In most cases, two different chemo medicines are used at the same time. They can also be used alone of combined with targeted therapy. You’ll receive chemo in cycles that last a few weeks. You’ll receive the medicines with rest periods in between. This is to help let your body recover between treatments.
What are common side effects of chemo?
Chemo affects normal cells, as well as cancer cells. This can cause side effects. The side effects you have depend on the amount and type of medicine you receive. Talk with your healthcare providers about what to expect with your chemo.
Side effects may occur in the days or weeks while you’re having chemo. Once your treatment ends, the side effects usually go away over time. The side effects may include:
Nausea and vomiting
Loss of appetite
Sores in the mouth
Bruising and bleeding more easily than normal
Talk with your healthcare providers about any side effects you have. There may be ways to manage the side effects.
Working with your healthcare provider
It's important to know which chemo medicines you're taking. Write your medicines down, and ask your healthcare team how they work and what side effects they might have.
Talk with your healthcare providers about what signs to look for and when to call them. For example, chemo can make you more likely to get infections. Make sure you know what number to call with questions. Is there a different number for evenings and weekends?
It may be helpful to keep a diary of your side effects. Write down physical, thinking, and emotional changes. A written list will make it easier for you to remember your questions when you go to your appointments. It will also make it easier for you to work with your healthcare team to make a plan to manage your side effects.
What to Expect After Chemotherapy for Stomach Cancer
The side effects of chemotherapy are different for everyone. They depend on these factors:
The type of drug you’re taking
How often you take it
How long your treatment lasts
Your medical oncologist and chemotherapy nurse will talk with you about possible side effects of your treatment. Here are some typical side effects for the most commonly used chemotherapy drugs for stomach cancer. Talk with your health care team about which ones are most likely to happen to you:

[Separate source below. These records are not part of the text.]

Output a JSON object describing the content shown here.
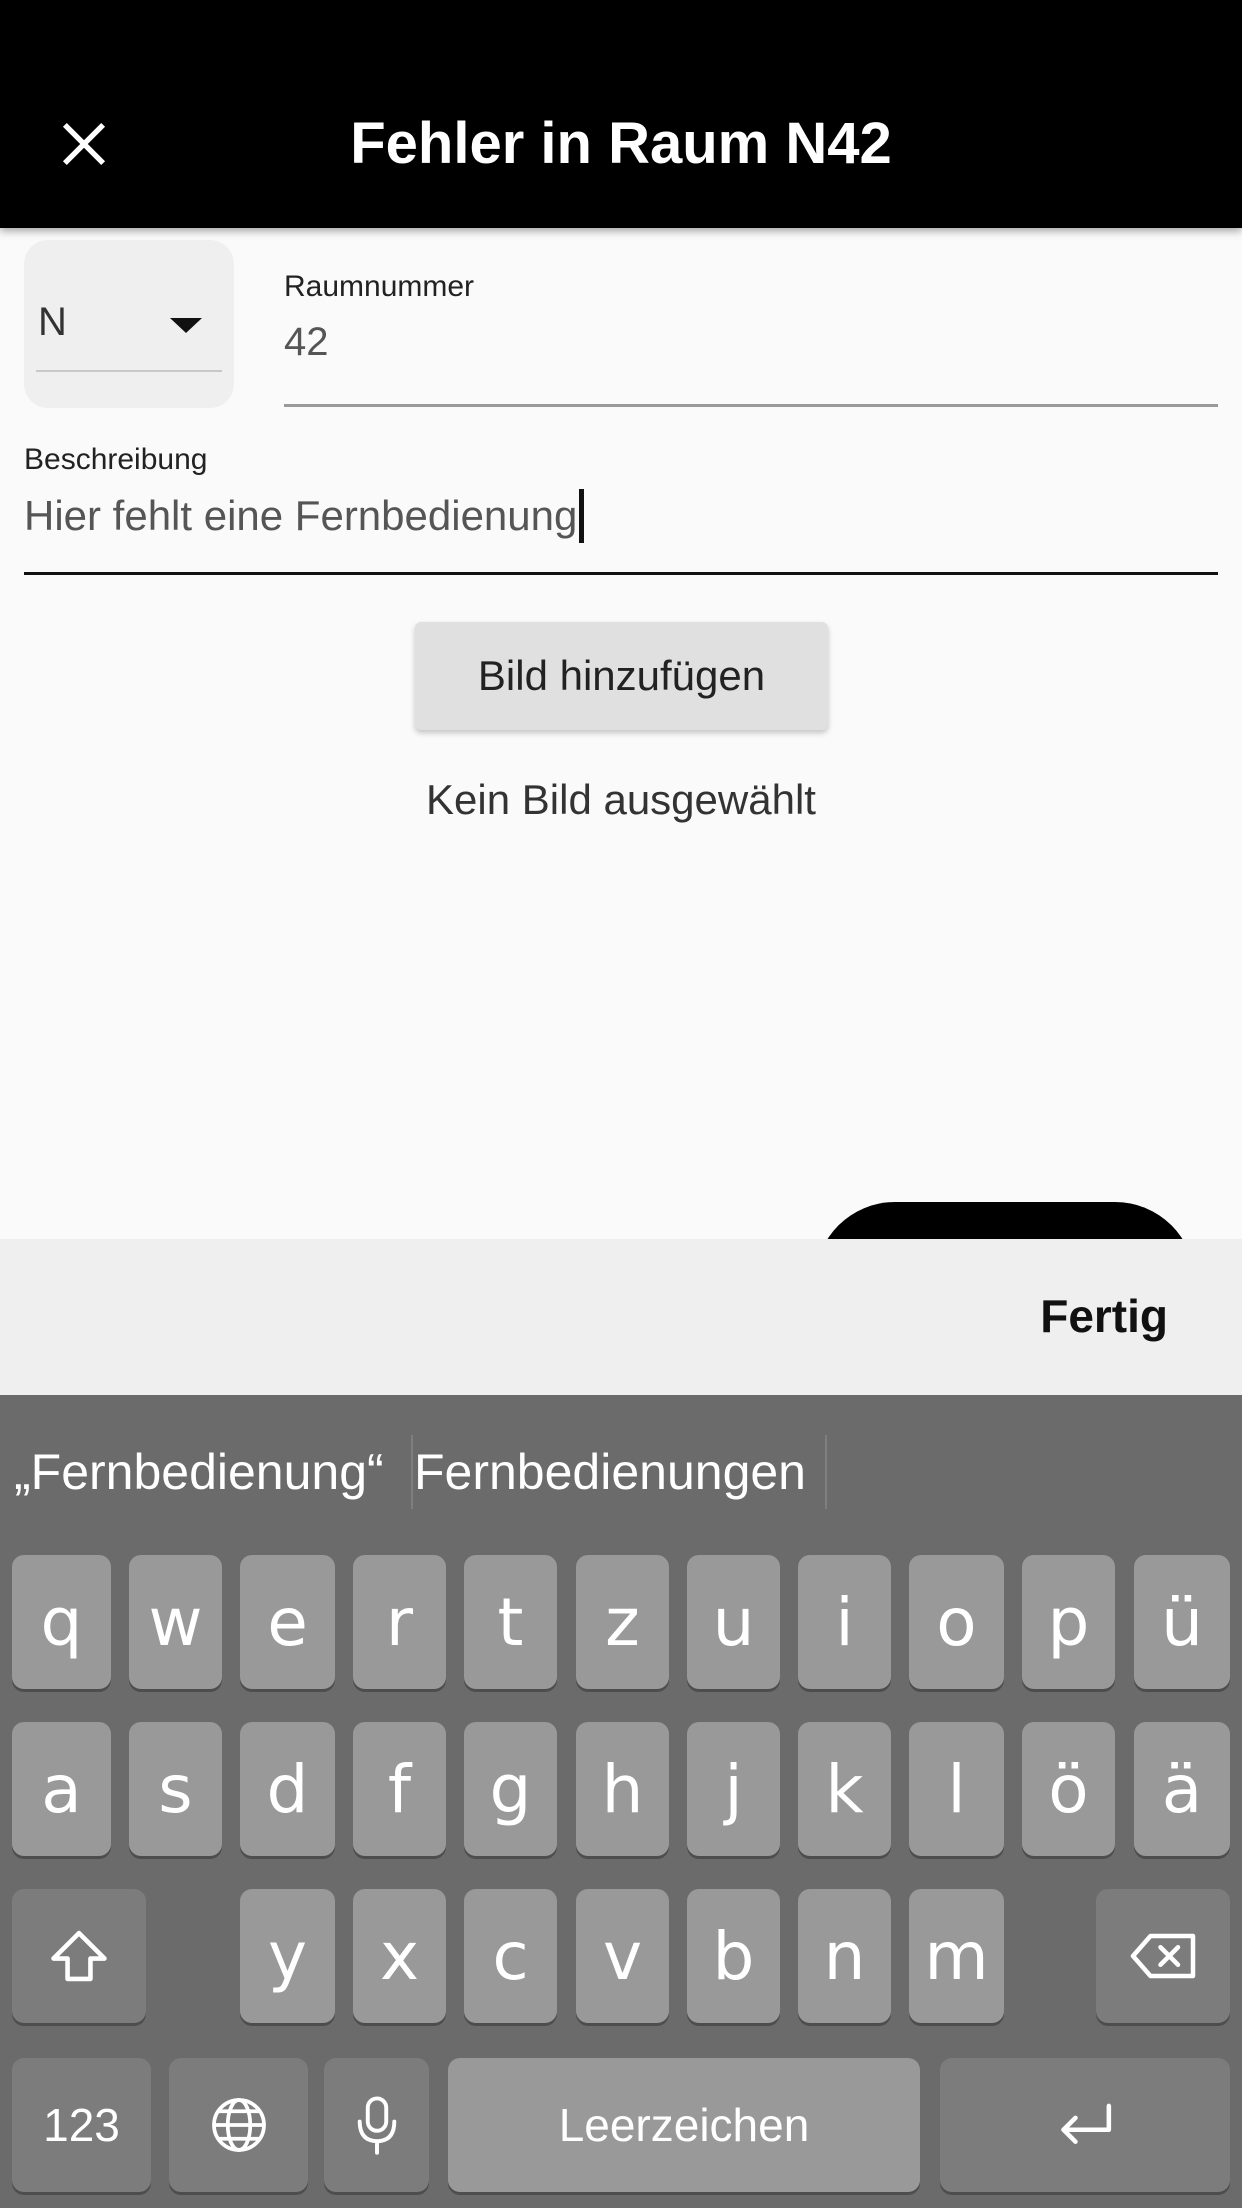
{
  "appbar": {
    "title": "Fehler in Raum N42",
    "close_icon": "close-icon"
  },
  "form": {
    "building_dropdown": {
      "selected": "N",
      "icon": "arrow-drop-down-icon"
    },
    "room_number": {
      "label": "Raumnummer",
      "value": "42"
    },
    "description": {
      "label": "Beschreibung",
      "value": "Hier fehlt eine Fernbedienung"
    },
    "add_image_button": "Bild hinzufügen",
    "no_image_text": "Kein Bild ausgewählt"
  },
  "accessory_bar": {
    "done_label": "Fertig"
  },
  "keyboard": {
    "suggestions": [
      "„Fernbedienung“",
      "Fernbedienungen",
      ""
    ],
    "rows": [
      [
        "q",
        "w",
        "e",
        "r",
        "t",
        "z",
        "u",
        "i",
        "o",
        "p",
        "ü"
      ],
      [
        "a",
        "s",
        "d",
        "f",
        "g",
        "h",
        "j",
        "k",
        "l",
        "ö",
        "ä"
      ],
      [
        "y",
        "x",
        "c",
        "v",
        "b",
        "n",
        "m"
      ]
    ],
    "numbers_label": "123",
    "space_label": "Leerzeichen",
    "shift_icon": "shift-icon",
    "backspace_icon": "backspace-icon",
    "globe_icon": "globe-icon",
    "mic_icon": "microphone-icon",
    "return_icon": "return-icon"
  }
}
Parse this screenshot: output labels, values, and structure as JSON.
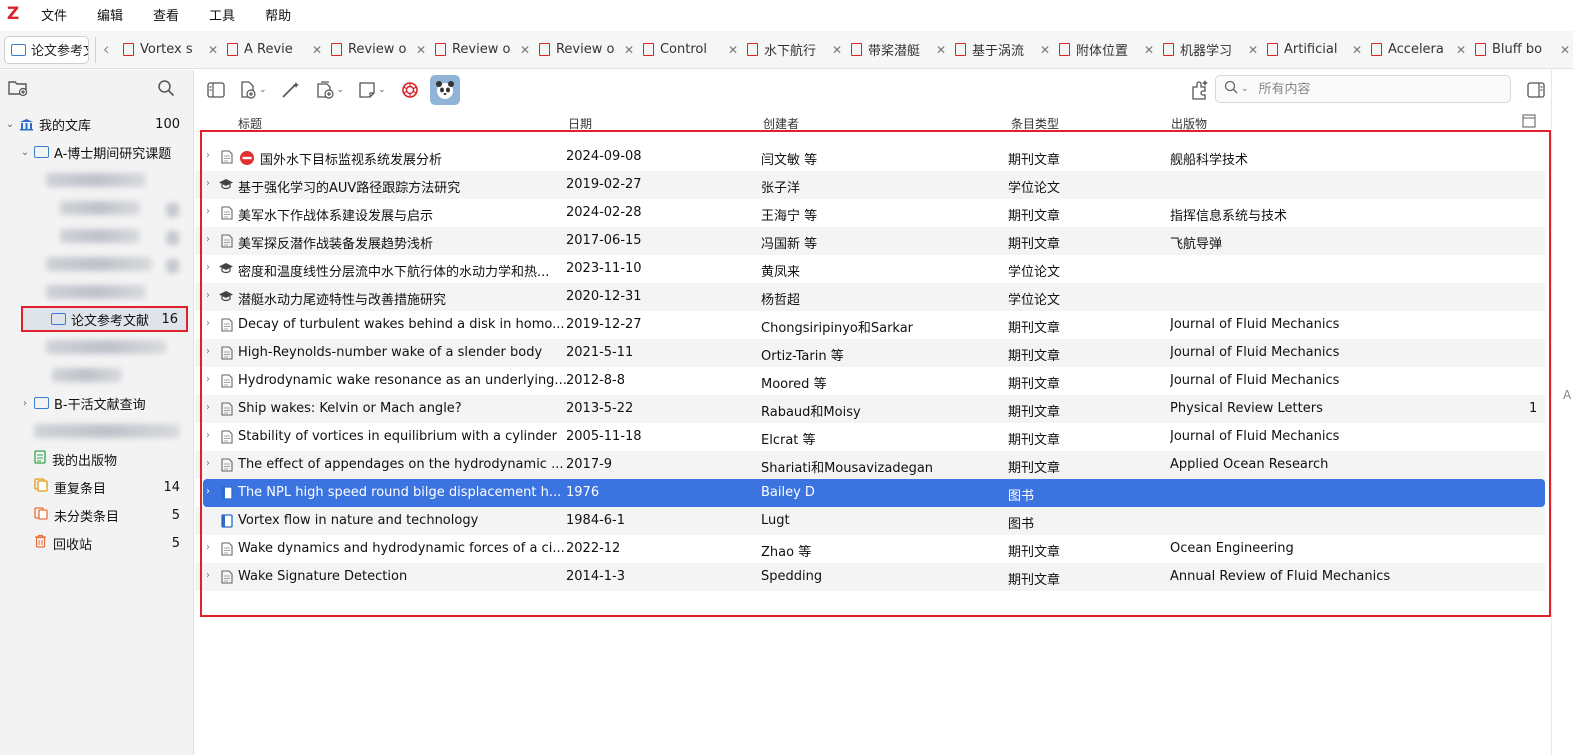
{
  "app": {
    "logo": "Z"
  },
  "menu": [
    "文件",
    "编辑",
    "查看",
    "工具",
    "帮助"
  ],
  "library_tab": {
    "label": "论文参考文"
  },
  "tabs": [
    {
      "label": "Vortex s"
    },
    {
      "label": "A Revie"
    },
    {
      "label": "Review o"
    },
    {
      "label": "Review o"
    },
    {
      "label": "Review o"
    },
    {
      "label": "Control"
    },
    {
      "label": "水下航行"
    },
    {
      "label": "带桨潜艇"
    },
    {
      "label": "基于涡流"
    },
    {
      "label": "附体位置"
    },
    {
      "label": "机器学习"
    },
    {
      "label": "Artificial"
    },
    {
      "label": "Accelera"
    },
    {
      "label": "Bluff bo"
    }
  ],
  "sidebar": {
    "my_library": {
      "label": "我的文库",
      "count": "100"
    },
    "folder_a": {
      "label": "A-博士期间研究课题"
    },
    "selected_collection": {
      "label": "论文参考文献",
      "count": "16"
    },
    "folder_b": {
      "label": "B-干活文献查询"
    },
    "my_publications": {
      "label": "我的出版物"
    },
    "duplicates": {
      "label": "重复条目",
      "count": "14"
    },
    "unfiled": {
      "label": "未分类条目",
      "count": "5"
    },
    "trash": {
      "label": "回收站",
      "count": "5"
    }
  },
  "search": {
    "placeholder": "所有内容"
  },
  "columns": {
    "title": "标题",
    "date": "日期",
    "creator": "创建者",
    "type": "条目类型",
    "publication": "出版物"
  },
  "items": [
    {
      "title": "国外水下目标监视系统发展分析",
      "date": "2024-09-08",
      "creator": "闫文敏 等",
      "type": "期刊文章",
      "publication": "舰船科学技术",
      "icon": "no-entry-icon"
    },
    {
      "title": "基于强化学习的AUV路径跟踪方法研究",
      "date": "2019-02-27",
      "creator": "张子洋",
      "type": "学位论文",
      "publication": "",
      "icon": "thesis-icon"
    },
    {
      "title": "美军水下作战体系建设发展与启示",
      "date": "2024-02-28",
      "creator": "王海宁 等",
      "type": "期刊文章",
      "publication": "指挥信息系统与技术",
      "icon": "document-icon"
    },
    {
      "title": "美军探反潜作战装备发展趋势浅析",
      "date": "2017-06-15",
      "creator": "冯国新 等",
      "type": "期刊文章",
      "publication": "飞航导弹",
      "icon": "document-icon"
    },
    {
      "title": "密度和温度线性分层流中水下航行体的水动力学和热...",
      "date": "2023-11-10",
      "creator": "黄凤来",
      "type": "学位论文",
      "publication": "",
      "icon": "thesis-icon"
    },
    {
      "title": "潜艇水动力尾迹特性与改善措施研究",
      "date": "2020-12-31",
      "creator": "杨哲超",
      "type": "学位论文",
      "publication": "",
      "icon": "thesis-icon"
    },
    {
      "title": "Decay of turbulent wakes behind a disk in homo...",
      "date": "2019-12-27",
      "creator": "Chongsiripinyo和Sarkar",
      "type": "期刊文章",
      "publication": "Journal of Fluid Mechanics",
      "icon": "document-icon"
    },
    {
      "title": "High-Reynolds-number wake of a slender body",
      "date": "2021-5-11",
      "creator": "Ortiz-Tarin 等",
      "type": "期刊文章",
      "publication": "Journal of Fluid Mechanics",
      "icon": "document-icon"
    },
    {
      "title": "Hydrodynamic wake resonance as an underlying...",
      "date": "2012-8-8",
      "creator": "Moored 等",
      "type": "期刊文章",
      "publication": "Journal of Fluid Mechanics",
      "icon": "document-icon"
    },
    {
      "title": "Ship wakes: Kelvin or Mach angle?",
      "date": "2013-5-22",
      "creator": "Rabaud和Moisy",
      "type": "期刊文章",
      "publication": "Physical Review Letters",
      "extra": "1",
      "icon": "document-icon"
    },
    {
      "title": "Stability of vortices in equilibrium with a cylinder",
      "date": "2005-11-18",
      "creator": "Elcrat 等",
      "type": "期刊文章",
      "publication": "Journal of Fluid Mechanics",
      "icon": "document-icon"
    },
    {
      "title": "The effect of appendages on the hydrodynamic ...",
      "date": "2017-9",
      "creator": "Shariati和Mousavizadegan",
      "type": "期刊文章",
      "publication": "Applied Ocean Research",
      "icon": "document-icon"
    },
    {
      "title": "The NPL high speed round bilge displacement h...",
      "date": "1976",
      "creator": "Bailey D",
      "type": "图书",
      "publication": "",
      "icon": "book-icon",
      "selected": true
    },
    {
      "title": "Vortex flow in nature and technology",
      "date": "1984-6-1",
      "creator": "Lugt",
      "type": "图书",
      "publication": "",
      "icon": "book-icon"
    },
    {
      "title": "Wake dynamics and hydrodynamic forces of a ci...",
      "date": "2022-12",
      "creator": "Zhao 等",
      "type": "期刊文章",
      "publication": "Ocean Engineering",
      "icon": "document-icon"
    },
    {
      "title": "Wake Signature Detection",
      "date": "2014-1-3",
      "creator": "Spedding",
      "type": "期刊文章",
      "publication": "Annual Review of Fluid Mechanics",
      "icon": "document-icon"
    }
  ],
  "right_strip": {
    "label": "A"
  },
  "colors": {
    "selection": "#3b73e0",
    "highlight_box": "#e0202a",
    "folder": "#3a7bd5",
    "logo": "#d8232a"
  }
}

Heart problems (rarely)
Nausea or vomiting
Thick and discolored nails
Tingling or numbness in hands and feet
These side effects will go away during rest periods between treatments and after your treatment ends. Ask your doctor or nurse for ways to ease these side effects.